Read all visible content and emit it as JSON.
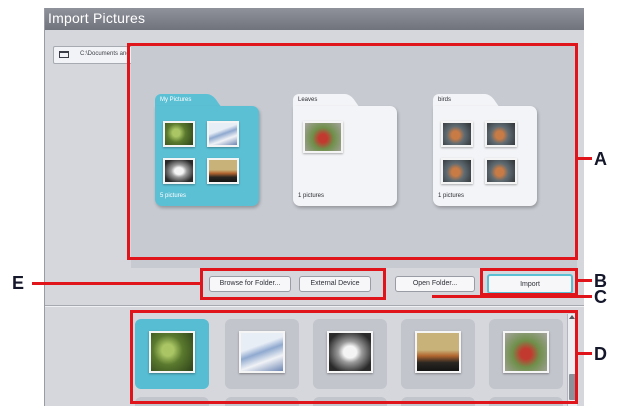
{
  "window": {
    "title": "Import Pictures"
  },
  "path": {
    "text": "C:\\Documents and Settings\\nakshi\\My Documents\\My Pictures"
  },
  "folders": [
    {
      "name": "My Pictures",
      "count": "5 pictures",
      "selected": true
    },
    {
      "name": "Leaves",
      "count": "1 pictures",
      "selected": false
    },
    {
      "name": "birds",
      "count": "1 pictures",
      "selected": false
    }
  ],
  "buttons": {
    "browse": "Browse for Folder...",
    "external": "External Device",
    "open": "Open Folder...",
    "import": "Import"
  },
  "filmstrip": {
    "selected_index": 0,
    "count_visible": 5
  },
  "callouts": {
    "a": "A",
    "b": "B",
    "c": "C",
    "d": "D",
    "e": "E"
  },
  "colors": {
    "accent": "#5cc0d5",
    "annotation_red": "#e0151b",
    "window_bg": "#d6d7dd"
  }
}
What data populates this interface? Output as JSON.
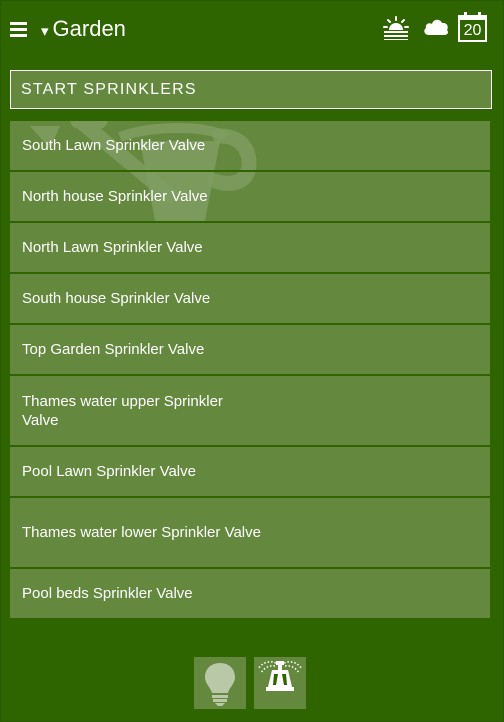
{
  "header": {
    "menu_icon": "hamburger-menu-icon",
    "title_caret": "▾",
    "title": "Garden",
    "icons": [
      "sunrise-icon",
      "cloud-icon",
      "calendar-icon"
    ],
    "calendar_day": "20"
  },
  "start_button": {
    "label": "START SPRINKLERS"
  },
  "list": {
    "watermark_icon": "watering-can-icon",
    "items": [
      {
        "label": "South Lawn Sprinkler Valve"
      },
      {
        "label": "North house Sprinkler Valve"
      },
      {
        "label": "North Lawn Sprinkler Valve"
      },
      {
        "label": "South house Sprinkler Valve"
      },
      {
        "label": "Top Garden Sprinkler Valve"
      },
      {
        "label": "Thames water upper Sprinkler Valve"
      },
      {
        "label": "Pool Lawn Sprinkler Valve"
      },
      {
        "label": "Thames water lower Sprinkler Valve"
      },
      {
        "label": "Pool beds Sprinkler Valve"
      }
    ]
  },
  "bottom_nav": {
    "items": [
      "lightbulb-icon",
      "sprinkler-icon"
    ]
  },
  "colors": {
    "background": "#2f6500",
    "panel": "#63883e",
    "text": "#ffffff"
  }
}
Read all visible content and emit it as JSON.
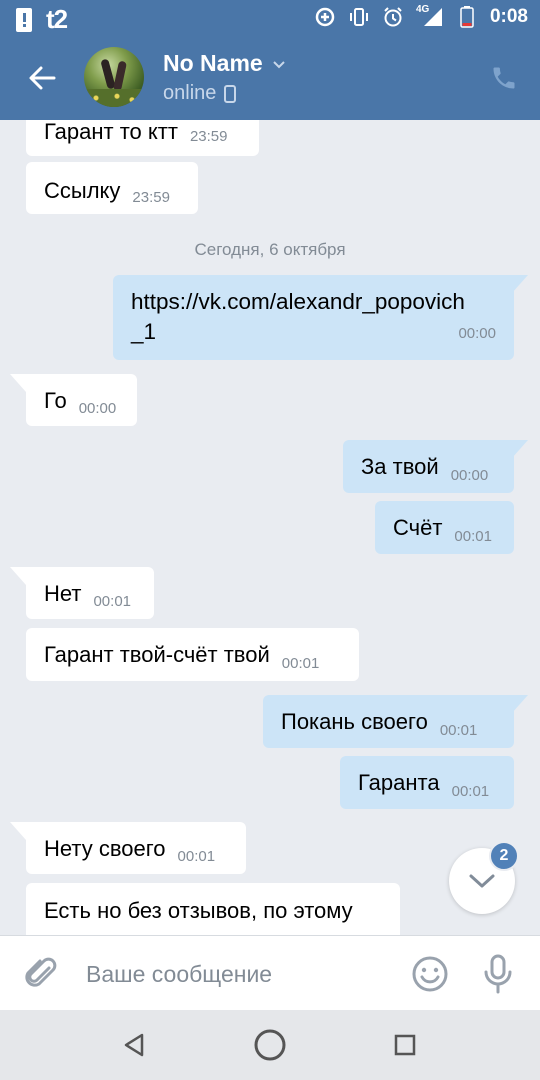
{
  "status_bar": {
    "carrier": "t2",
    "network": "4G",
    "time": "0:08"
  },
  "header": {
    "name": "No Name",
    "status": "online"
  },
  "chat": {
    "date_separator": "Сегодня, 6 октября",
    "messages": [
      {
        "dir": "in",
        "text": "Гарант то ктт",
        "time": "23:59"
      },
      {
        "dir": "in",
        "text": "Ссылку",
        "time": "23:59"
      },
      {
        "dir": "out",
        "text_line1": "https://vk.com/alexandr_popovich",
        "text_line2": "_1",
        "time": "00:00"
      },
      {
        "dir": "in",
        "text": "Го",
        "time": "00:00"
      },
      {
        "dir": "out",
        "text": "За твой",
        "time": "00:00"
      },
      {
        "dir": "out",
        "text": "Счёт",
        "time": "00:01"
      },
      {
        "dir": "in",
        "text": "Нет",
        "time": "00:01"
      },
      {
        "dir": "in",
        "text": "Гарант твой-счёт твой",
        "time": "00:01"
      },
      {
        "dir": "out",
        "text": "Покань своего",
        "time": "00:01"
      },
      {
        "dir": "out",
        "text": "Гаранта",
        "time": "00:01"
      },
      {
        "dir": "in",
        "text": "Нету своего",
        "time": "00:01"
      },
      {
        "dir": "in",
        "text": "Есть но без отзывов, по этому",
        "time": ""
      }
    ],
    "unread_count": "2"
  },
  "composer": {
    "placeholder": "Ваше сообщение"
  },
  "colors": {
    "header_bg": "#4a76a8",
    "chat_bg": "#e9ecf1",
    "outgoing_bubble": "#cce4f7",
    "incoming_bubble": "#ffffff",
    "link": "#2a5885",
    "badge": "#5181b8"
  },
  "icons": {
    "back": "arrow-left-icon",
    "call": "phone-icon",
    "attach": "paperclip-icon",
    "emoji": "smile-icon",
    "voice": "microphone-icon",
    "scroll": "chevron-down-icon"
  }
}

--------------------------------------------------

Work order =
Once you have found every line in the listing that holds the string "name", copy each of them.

Finished task =
      "name": "My Pictures",
      "name": "Leaves",
      "name": "birds",
    "name": "No Name",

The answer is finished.